■ **WORK TASK**:
Quote all entries in full, exactly.

Top of DATASET CONTENT

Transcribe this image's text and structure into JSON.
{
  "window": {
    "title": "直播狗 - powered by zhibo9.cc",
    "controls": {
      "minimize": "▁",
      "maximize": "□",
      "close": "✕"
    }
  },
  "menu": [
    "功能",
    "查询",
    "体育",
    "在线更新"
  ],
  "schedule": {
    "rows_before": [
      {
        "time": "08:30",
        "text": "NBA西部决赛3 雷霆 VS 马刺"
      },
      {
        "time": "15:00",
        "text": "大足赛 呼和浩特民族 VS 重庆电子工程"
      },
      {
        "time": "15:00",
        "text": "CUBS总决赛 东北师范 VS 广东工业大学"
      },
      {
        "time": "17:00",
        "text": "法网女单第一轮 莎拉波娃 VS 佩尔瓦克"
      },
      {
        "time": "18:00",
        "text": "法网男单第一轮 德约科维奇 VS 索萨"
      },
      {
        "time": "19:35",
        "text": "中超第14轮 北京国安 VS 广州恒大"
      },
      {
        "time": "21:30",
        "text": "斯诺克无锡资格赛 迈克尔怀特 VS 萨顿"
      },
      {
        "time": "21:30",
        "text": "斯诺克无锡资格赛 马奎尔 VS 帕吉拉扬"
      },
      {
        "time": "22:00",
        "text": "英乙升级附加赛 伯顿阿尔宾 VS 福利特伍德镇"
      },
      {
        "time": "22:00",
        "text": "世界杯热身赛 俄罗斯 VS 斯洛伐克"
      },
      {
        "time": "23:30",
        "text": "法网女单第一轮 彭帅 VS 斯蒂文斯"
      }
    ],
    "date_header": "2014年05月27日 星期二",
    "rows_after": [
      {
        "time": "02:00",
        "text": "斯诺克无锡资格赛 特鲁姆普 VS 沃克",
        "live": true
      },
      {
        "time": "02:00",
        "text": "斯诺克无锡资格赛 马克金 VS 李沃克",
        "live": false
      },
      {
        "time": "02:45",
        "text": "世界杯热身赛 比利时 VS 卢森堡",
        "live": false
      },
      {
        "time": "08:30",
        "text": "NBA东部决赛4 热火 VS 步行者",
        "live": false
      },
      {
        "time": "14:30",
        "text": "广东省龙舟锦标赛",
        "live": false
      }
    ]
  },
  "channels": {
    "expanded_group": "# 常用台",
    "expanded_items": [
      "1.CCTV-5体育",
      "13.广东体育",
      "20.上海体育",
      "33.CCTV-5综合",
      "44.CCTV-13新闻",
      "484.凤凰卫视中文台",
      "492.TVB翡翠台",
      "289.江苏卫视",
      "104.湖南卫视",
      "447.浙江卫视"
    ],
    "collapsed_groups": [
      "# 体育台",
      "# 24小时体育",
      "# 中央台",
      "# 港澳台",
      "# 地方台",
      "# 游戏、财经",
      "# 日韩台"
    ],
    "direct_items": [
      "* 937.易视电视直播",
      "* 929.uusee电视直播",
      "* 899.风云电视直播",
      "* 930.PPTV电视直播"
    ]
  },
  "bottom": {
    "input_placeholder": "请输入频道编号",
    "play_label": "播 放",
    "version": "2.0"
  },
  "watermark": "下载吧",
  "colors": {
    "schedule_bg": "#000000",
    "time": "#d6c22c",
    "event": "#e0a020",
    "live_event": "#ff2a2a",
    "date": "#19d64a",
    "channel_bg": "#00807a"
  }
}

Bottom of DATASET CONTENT

■ **RESULT**:
Transcribe this image's text and structure into JSON.
{
  "window": {
    "title": "直播狗 - powered by zhibo9.cc",
    "controls": {
      "minimize": "▁",
      "maximize": "□",
      "close": "✕"
    }
  },
  "menu": [
    "功能",
    "查询",
    "体育",
    "在线更新"
  ],
  "schedule": {
    "rows_before": [
      {
        "time": "08:30",
        "text": "NBA西部决赛3 雷霆 VS 马刺"
      },
      {
        "time": "15:00",
        "text": "大足赛 呼和浩特民族 VS 重庆电子工程"
      },
      {
        "time": "15:00",
        "text": "CUBS总决赛 东北师范 VS 广东工业大学"
      },
      {
        "time": "17:00",
        "text": "法网女单第一轮 莎拉波娃 VS 佩尔瓦克"
      },
      {
        "time": "18:00",
        "text": "法网男单第一轮 德约科维奇 VS 索萨"
      },
      {
        "time": "19:35",
        "text": "中超第14轮 北京国安 VS 广州恒大"
      },
      {
        "time": "21:30",
        "text": "斯诺克无锡资格赛 迈克尔怀特 VS 萨顿"
      },
      {
        "time": "21:30",
        "text": "斯诺克无锡资格赛 马奎尔 VS 帕吉拉扬"
      },
      {
        "time": "22:00",
        "text": "英乙升级附加赛 伯顿阿尔宾 VS 福利特伍德镇"
      },
      {
        "time": "22:00",
        "text": "世界杯热身赛 俄罗斯 VS 斯洛伐克"
      },
      {
        "time": "23:30",
        "text": "法网女单第一轮 彭帅 VS 斯蒂文斯"
      }
    ],
    "date_header": "2014年05月27日 星期二",
    "rows_after": [
      {
        "time": "02:00",
        "text": "斯诺克无锡资格赛 特鲁姆普 VS 沃克",
        "live": true
      },
      {
        "time": "02:00",
        "text": "斯诺克无锡资格赛 马克金 VS 李沃克",
        "live": false
      },
      {
        "time": "02:45",
        "text": "世界杯热身赛 比利时 VS 卢森堡",
        "live": false
      },
      {
        "time": "08:30",
        "text": "NBA东部决赛4 热火 VS 步行者",
        "live": false
      },
      {
        "time": "14:30",
        "text": "广东省龙舟锦标赛",
        "live": false
      }
    ]
  },
  "channels": {
    "expanded_group": "# 常用台",
    "expanded_items": [
      "1.CCTV-5体育",
      "13.广东体育",
      "20.上海体育",
      "33.CCTV-5综合",
      "44.CCTV-13新闻",
      "484.凤凰卫视中文台",
      "492.TVB翡翠台",
      "289.江苏卫视",
      "104.湖南卫视",
      "447.浙江卫视"
    ],
    "collapsed_groups": [
      "# 体育台",
      "# 24小时体育",
      "# 中央台",
      "# 港澳台",
      "# 地方台",
      "# 游戏、财经",
      "# 日韩台"
    ],
    "direct_items": [
      "* 937.易视电视直播",
      "* 929.uusee电视直播",
      "* 899.风云电视直播",
      "* 930.PPTV电视直播"
    ]
  },
  "bottom": {
    "input_placeholder": "请输入频道编号",
    "play_label": "播 放",
    "version": "2.0"
  },
  "watermark": "下载吧",
  "colors": {
    "schedule_bg": "#000000",
    "time": "#d6c22c",
    "event": "#e0a020",
    "live_event": "#ff2a2a",
    "date": "#19d64a",
    "channel_bg": "#00807a"
  }
}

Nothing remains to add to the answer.